Hardware: MSI X58 Pro-E And Zalman CNPS 10X

Board: MSI X58 Pro-E

Revision 3.1 of MSI's X58 Pro-E has already undergone a number of changes and improvements in order to optimize it. It's an upper-mainstream product, but won’t satisfy the requirements of hardcore enthusiasts going for the most extreme cooling techniques in an effort to hunt down clock speed records.

The five-phase voltage regulator was powerful enough to support our Core i7 analysis, and it supports the clock speeds you will be able to reach on air cooling. Three PCI Express slots can host a trio of graphics cards. One of these slots, though, will have to run on only four PCIe lanes as opposed to the other two running 16 lanes each.

MSI also decided to add a third-party controller to support eSATA and a seventh internal SATA port. However, only the six internal ICH10R SATA ports support AHCI and RAID 0, 1, 10, and 5.

Cooler: Zalman CPNS 10X

We’ve already reviewed the new Zalman cooler against Intel’s reference cooler as a high-end aftermarket option. You'll see that in an upcoming story on upgrading your factory cooler.

The new CNPS 10X can significantly reduce CPU core temperatures almost regardless of fan speed. Other high-end aftermarket coolers would also have been an option, but the test system proved to be reliable and sufficiently powerful, which is why we stayed with the setup.

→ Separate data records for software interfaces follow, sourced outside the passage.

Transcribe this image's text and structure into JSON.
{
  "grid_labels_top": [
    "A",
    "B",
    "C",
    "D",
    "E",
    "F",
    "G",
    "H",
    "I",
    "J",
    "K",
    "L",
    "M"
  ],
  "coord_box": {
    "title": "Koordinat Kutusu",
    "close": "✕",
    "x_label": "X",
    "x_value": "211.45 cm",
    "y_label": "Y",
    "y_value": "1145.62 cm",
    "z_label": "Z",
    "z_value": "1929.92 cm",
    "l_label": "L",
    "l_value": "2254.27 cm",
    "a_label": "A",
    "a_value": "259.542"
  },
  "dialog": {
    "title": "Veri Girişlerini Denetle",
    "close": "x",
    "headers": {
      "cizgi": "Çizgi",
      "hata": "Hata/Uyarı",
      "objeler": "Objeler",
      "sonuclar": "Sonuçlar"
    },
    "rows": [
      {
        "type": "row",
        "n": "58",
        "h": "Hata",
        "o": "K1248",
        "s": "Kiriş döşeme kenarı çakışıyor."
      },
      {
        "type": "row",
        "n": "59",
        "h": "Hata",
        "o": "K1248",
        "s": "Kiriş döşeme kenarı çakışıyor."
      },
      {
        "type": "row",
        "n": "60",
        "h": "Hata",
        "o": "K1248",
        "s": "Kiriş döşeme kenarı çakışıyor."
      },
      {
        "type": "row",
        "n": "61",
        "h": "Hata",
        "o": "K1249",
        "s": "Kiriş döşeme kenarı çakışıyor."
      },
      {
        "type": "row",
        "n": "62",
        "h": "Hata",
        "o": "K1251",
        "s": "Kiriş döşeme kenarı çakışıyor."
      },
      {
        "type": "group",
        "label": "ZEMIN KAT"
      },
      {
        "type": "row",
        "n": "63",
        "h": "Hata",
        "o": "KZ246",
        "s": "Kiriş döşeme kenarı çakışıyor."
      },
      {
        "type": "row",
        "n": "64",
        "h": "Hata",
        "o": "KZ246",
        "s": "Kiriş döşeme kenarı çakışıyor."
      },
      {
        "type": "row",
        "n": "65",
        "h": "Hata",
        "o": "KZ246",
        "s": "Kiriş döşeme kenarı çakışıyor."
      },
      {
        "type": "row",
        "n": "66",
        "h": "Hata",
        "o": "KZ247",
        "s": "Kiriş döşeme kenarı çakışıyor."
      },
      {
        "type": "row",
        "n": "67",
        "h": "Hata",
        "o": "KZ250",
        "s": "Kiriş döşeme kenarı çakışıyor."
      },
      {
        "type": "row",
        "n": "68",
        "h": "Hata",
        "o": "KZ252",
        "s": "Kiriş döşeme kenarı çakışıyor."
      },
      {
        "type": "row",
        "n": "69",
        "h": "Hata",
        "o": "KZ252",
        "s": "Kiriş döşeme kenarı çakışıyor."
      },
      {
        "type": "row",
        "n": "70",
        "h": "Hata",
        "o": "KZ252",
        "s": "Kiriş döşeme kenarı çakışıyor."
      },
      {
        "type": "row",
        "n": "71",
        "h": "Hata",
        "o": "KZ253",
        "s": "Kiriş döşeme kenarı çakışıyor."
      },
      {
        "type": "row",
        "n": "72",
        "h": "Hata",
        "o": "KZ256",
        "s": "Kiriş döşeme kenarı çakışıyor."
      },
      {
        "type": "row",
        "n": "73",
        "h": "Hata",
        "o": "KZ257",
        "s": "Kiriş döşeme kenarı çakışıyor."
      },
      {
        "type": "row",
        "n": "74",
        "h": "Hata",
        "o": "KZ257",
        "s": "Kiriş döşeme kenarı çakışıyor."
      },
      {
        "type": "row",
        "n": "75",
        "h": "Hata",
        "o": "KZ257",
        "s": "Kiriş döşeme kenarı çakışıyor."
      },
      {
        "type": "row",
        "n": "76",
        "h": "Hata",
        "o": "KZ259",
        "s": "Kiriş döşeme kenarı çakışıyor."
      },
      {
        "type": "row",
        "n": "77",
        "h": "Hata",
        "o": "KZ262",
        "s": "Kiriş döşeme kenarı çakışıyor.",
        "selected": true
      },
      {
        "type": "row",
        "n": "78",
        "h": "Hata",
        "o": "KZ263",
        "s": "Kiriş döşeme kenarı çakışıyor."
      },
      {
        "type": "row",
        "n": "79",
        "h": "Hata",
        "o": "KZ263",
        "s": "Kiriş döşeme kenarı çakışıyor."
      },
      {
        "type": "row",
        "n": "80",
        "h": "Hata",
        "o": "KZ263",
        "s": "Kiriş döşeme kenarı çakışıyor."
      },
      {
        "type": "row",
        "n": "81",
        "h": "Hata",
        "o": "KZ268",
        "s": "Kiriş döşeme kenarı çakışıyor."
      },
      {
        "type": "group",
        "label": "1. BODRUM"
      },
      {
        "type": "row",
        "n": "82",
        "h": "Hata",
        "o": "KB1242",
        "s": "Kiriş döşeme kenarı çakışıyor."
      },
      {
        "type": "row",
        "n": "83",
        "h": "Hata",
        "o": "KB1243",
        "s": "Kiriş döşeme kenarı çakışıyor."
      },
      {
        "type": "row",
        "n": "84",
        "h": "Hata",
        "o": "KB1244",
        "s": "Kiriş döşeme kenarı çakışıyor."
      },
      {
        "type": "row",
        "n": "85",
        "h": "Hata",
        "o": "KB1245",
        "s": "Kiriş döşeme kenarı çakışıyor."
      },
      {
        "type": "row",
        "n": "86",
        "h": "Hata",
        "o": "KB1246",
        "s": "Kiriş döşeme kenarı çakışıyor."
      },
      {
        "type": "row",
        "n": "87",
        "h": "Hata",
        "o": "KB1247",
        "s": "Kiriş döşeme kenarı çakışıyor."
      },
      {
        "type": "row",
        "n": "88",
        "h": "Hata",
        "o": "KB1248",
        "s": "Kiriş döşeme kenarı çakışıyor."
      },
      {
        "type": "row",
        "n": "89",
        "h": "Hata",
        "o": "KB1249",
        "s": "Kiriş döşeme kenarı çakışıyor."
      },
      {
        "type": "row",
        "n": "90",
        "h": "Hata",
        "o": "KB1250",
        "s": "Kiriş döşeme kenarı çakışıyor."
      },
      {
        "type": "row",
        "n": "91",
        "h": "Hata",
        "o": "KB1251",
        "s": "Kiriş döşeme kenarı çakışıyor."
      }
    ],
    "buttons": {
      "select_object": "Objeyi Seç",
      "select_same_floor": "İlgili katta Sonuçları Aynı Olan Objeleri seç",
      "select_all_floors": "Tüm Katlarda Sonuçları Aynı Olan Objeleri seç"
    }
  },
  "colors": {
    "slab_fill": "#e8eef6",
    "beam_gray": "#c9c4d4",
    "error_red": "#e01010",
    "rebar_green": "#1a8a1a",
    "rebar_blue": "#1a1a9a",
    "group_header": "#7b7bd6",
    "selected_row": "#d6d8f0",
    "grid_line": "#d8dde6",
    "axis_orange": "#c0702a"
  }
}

The CNPS10X is based on a copper core and supports automatic fan speed or three different manual speeds. The speed controller can be removed from the cooler and routed outside of the PC case.